(Dataset rows for apps and sites)
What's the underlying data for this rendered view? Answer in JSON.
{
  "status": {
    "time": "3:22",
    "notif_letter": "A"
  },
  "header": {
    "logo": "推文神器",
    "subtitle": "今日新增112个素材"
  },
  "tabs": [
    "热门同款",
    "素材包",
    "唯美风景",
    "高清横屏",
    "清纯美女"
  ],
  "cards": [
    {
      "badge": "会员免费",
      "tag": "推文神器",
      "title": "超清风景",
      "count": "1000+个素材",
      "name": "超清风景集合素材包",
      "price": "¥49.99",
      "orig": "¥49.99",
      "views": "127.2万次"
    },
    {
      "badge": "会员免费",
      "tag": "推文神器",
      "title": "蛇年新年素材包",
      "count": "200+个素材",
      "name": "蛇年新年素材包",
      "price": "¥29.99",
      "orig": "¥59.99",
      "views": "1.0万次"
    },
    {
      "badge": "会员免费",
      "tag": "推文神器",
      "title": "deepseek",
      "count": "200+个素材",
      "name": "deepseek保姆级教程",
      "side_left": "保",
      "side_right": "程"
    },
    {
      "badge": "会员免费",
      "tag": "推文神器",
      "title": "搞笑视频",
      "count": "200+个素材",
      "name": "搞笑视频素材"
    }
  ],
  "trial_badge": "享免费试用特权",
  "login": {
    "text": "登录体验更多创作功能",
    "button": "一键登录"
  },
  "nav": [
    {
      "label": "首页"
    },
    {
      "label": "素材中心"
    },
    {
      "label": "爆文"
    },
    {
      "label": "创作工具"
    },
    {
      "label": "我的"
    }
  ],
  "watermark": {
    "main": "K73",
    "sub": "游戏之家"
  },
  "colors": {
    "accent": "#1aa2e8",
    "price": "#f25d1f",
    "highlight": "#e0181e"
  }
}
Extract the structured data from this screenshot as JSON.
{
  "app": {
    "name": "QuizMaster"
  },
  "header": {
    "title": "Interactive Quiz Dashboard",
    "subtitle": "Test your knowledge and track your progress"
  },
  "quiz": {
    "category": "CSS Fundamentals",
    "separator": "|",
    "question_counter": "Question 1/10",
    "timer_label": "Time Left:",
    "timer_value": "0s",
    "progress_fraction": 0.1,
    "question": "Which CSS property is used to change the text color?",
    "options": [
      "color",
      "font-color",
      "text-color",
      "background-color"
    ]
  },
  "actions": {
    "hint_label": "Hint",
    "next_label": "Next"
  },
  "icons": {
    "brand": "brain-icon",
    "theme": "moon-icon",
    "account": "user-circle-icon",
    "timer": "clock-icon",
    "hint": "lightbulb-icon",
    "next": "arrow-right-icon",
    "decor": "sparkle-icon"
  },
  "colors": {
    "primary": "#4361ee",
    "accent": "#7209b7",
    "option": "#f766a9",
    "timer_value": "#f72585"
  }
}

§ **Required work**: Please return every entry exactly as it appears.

§ **Output**:
What's the underlying data for this rendered view? Answer in JSON.
{
  "status": {
    "time": "3:22",
    "notif_letter": "A"
  },
  "header": {
    "logo": "推文神器",
    "subtitle": "今日新增112个素材"
  },
  "tabs": [
    "热门同款",
    "素材包",
    "唯美风景",
    "高清横屏",
    "清纯美女"
  ],
  "cards": [
    {
      "badge": "会员免费",
      "tag": "推文神器",
      "title": "超清风景",
      "count": "1000+个素材",
      "name": "超清风景集合素材包",
      "price": "¥49.99",
      "orig": "¥49.99",
      "views": "127.2万次"
    },
    {
      "badge": "会员免费",
      "tag": "推文神器",
      "title": "蛇年新年素材包",
      "count": "200+个素材",
      "name": "蛇年新年素材包",
      "price": "¥29.99",
      "orig": "¥59.99",
      "views": "1.0万次"
    },
    {
      "badge": "会员免费",
      "tag": "推文神器",
      "title": "deepseek",
      "count": "200+个素材",
      "name": "deepseek保姆级教程",
      "side_left": "保",
      "side_right": "程"
    },
    {
      "badge": "会员免费",
      "tag": "推文神器",
      "title": "搞笑视频",
      "count": "200+个素材",
      "name": "搞笑视频素材"
    }
  ],
  "trial_badge": "享免费试用特权",
  "login": {
    "text": "登录体验更多创作功能",
    "button": "一键登录"
  },
  "nav": [
    {
      "label": "首页"
    },
    {
      "label": "素材中心"
    },
    {
      "label": "爆文"
    },
    {
      "label": "创作工具"
    },
    {
      "label": "我的"
    }
  ],
  "watermark": {
    "main": "K73",
    "sub": "游戏之家"
  },
  "colors": {
    "accent": "#1aa2e8",
    "price": "#f25d1f",
    "highlight": "#e0181e"
  }
}
Extract the structured data from this screenshot as JSON.
{
  "app": {
    "name": "QuizMaster"
  },
  "header": {
    "title": "Interactive Quiz Dashboard",
    "subtitle": "Test your knowledge and track your progress"
  },
  "quiz": {
    "category": "CSS Fundamentals",
    "separator": "|",
    "question_counter": "Question 1/10",
    "timer_label": "Time Left:",
    "timer_value": "0s",
    "progress_fraction": 0.1,
    "question": "Which CSS property is used to change the text color?",
    "options": [
      "color",
      "font-color",
      "text-color",
      "background-color"
    ]
  },
  "actions": {
    "hint_label": "Hint",
    "next_label": "Next"
  },
  "icons": {
    "brand": "brain-icon",
    "theme": "moon-icon",
    "account": "user-circle-icon",
    "timer": "clock-icon",
    "hint": "lightbulb-icon",
    "next": "arrow-right-icon",
    "decor": "sparkle-icon"
  },
  "colors": {
    "primary": "#4361ee",
    "accent": "#7209b7",
    "option": "#f766a9",
    "timer_value": "#f72585"
  }
}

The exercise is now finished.